Except that clearly the masses feel there is a behavioural expectation – a trust if you will – that has been horribly violated by these journeys. As I wrote previously for Convivium pandemic pressures have revealed the cracks in Canadian society’s class structure and defined two distinct categories.
In one group are the millions of people who have either lost their jobs or fear they will and are terrified they won’t be able to pay the rent. In the other are those for whom lockdowns and restrictions produce an actual economic benefit through reduced cost of living such as commuting and whose suffering consists primarily of takeout meals instead of dining and the indignity of drinking bottled instead of draught beer.
How, one wonders, can the latter group be so ignorant of the plight and feelings of the former? How could they possibly not have anticipated that the people who have been delivering their groceries, the Skip the Dishes guy, and the woman at the grocery store checkout would feel about this abandonment of social solidarity?
How can you even think “we all have to make sacrifices” while stepping on a plane to the Caribbean and not wonder – just for a moment – about the waitress who got laid off two weeks before Christmas and had to choose between gifts for her kids and paying the Visa bill? Or of the grandparents sitting alone behind the bars of their long term care homes, banned from maybe one last Christmas with their families while you nibble on the fruit of your Pina Colada on the beach in St. Barts?
Certainly media coverage may play a part. As members of the white collar class, their coverage has largely focused on the world of those actually infected by the virus and the advice of those treating them. There has been little coverage of the economic victims or the social consequences of the restrictions imposed to control Covid-19. Or perhaps it is the silencing of voices we depend on to remind us to care for others, e.g. priests and rabbis. Maybe it’s all of that and more. The outcome – to adopt the “verbing” language of the woke – is that there is an entire class of increasingly angry and resentful people who have been “invisibilized.”

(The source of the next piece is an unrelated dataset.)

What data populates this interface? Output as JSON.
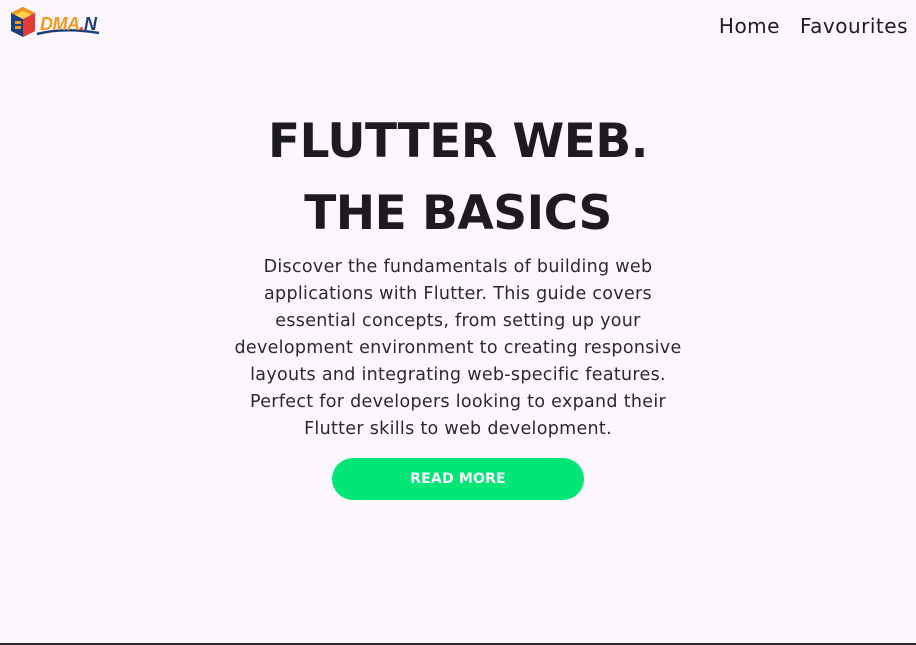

And the reason for it may be that empathy – the ability to put oneself in another’s shoes and view the world through their eyes that makes us common, decent human beings – is in decline.
In other words, while this self-satisfied elite may care a great deal for its own predicaments, embarrassment and institutions, when it comes to the invisibilized, l’haut monde just doesn’t care. It just doesn’t.

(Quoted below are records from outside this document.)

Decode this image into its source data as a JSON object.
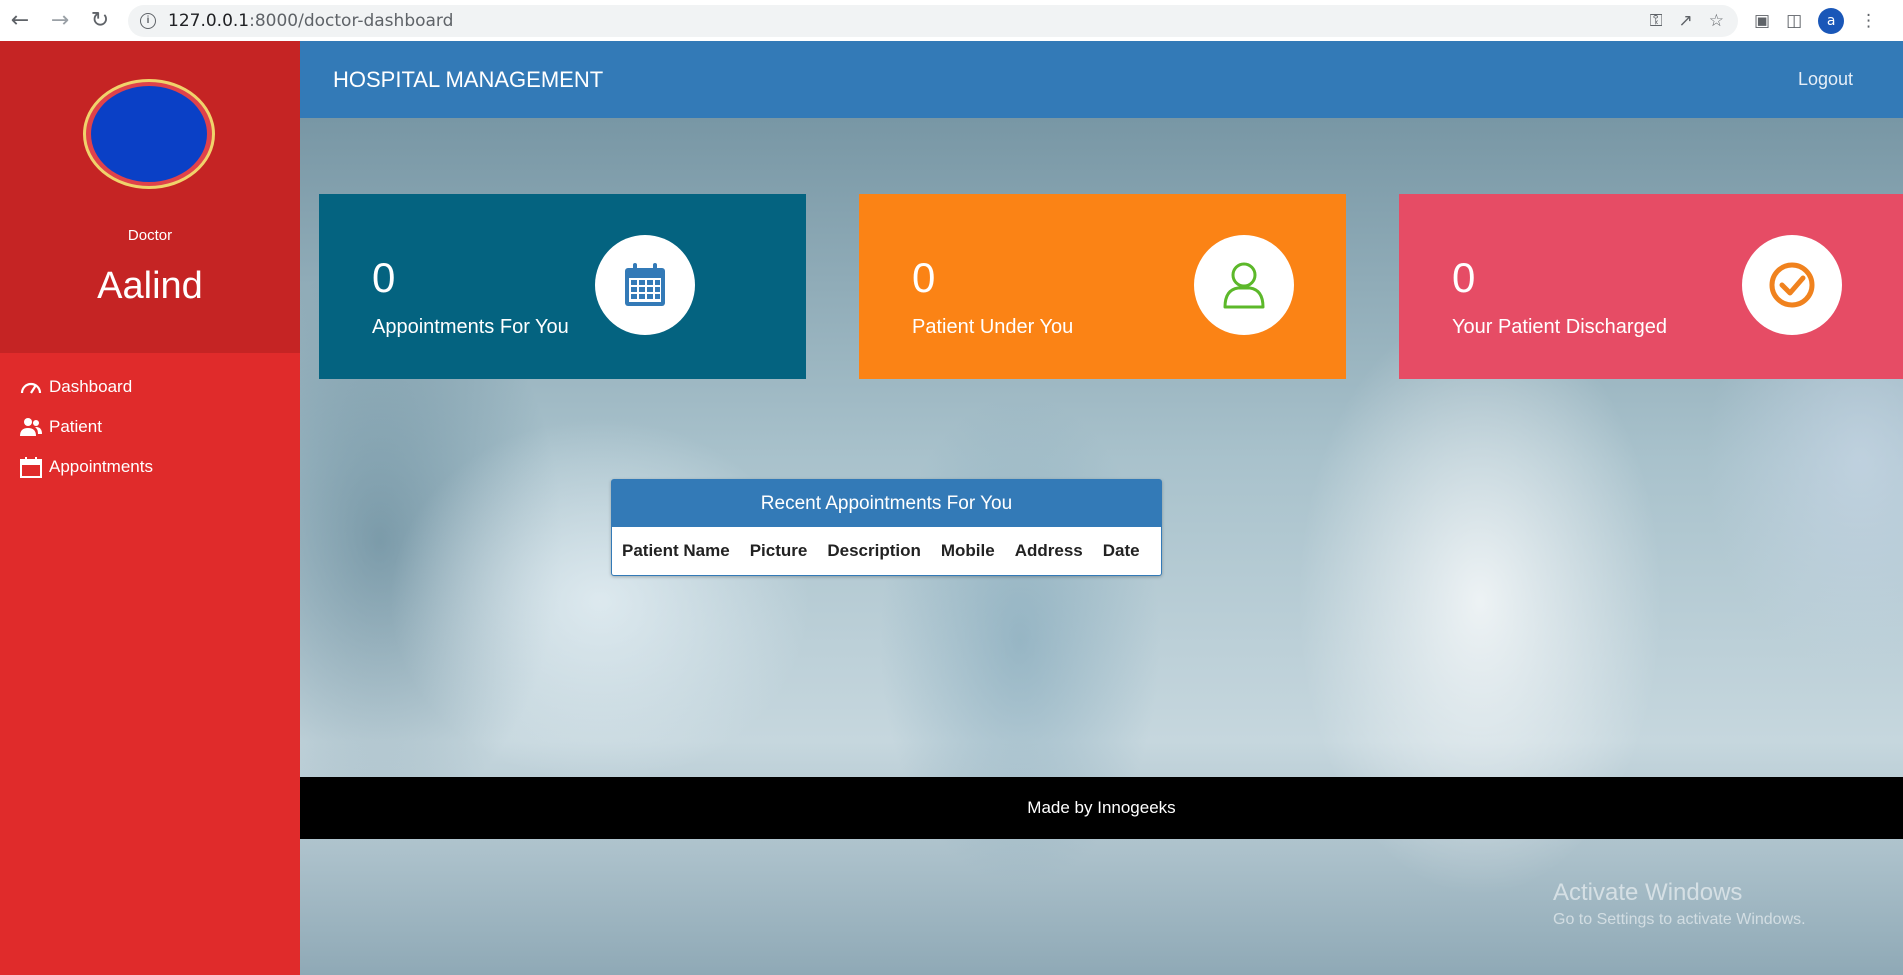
{
  "browser": {
    "url_host": "127.0.0.1",
    "url_port": ":8000",
    "url_path": "/doctor-dashboard",
    "profile_initial": "a"
  },
  "sidebar": {
    "role": "Doctor",
    "name": "Aalind",
    "items": [
      {
        "label": "Dashboard",
        "icon": "speedometer-icon"
      },
      {
        "label": "Patient",
        "icon": "users-icon"
      },
      {
        "label": "Appointments",
        "icon": "calendar-icon"
      }
    ]
  },
  "header": {
    "brand": "HOSPITAL MANAGEMENT",
    "logout": "Logout"
  },
  "cards": [
    {
      "count": "0",
      "label": "Appointments For You",
      "icon": "calendar-icon",
      "color": "#046380"
    },
    {
      "count": "0",
      "label": "Patient Under You",
      "icon": "user-icon",
      "color": "#fb8315"
    },
    {
      "count": "0",
      "label": "Your Patient Discharged",
      "icon": "check-circle-icon",
      "color": "#e64c65"
    }
  ],
  "appointments": {
    "heading": "Recent Appointments For You",
    "columns": [
      "Patient Name",
      "Picture",
      "Description",
      "Mobile",
      "Address",
      "Date"
    ]
  },
  "footer": {
    "text": "Made by Innogeeks"
  },
  "watermark": {
    "title": "Activate Windows",
    "subtitle": "Go to Settings to activate Windows."
  }
}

We all know where that road ends. Certainly Grandpa did. And the hoi polloi who cannot be seen have made it clear: they will be heard.
Peter Menzies is a senior fellow at the Macdonald Laurier Institute, past CRTC vice chair and a former newspaper publisher.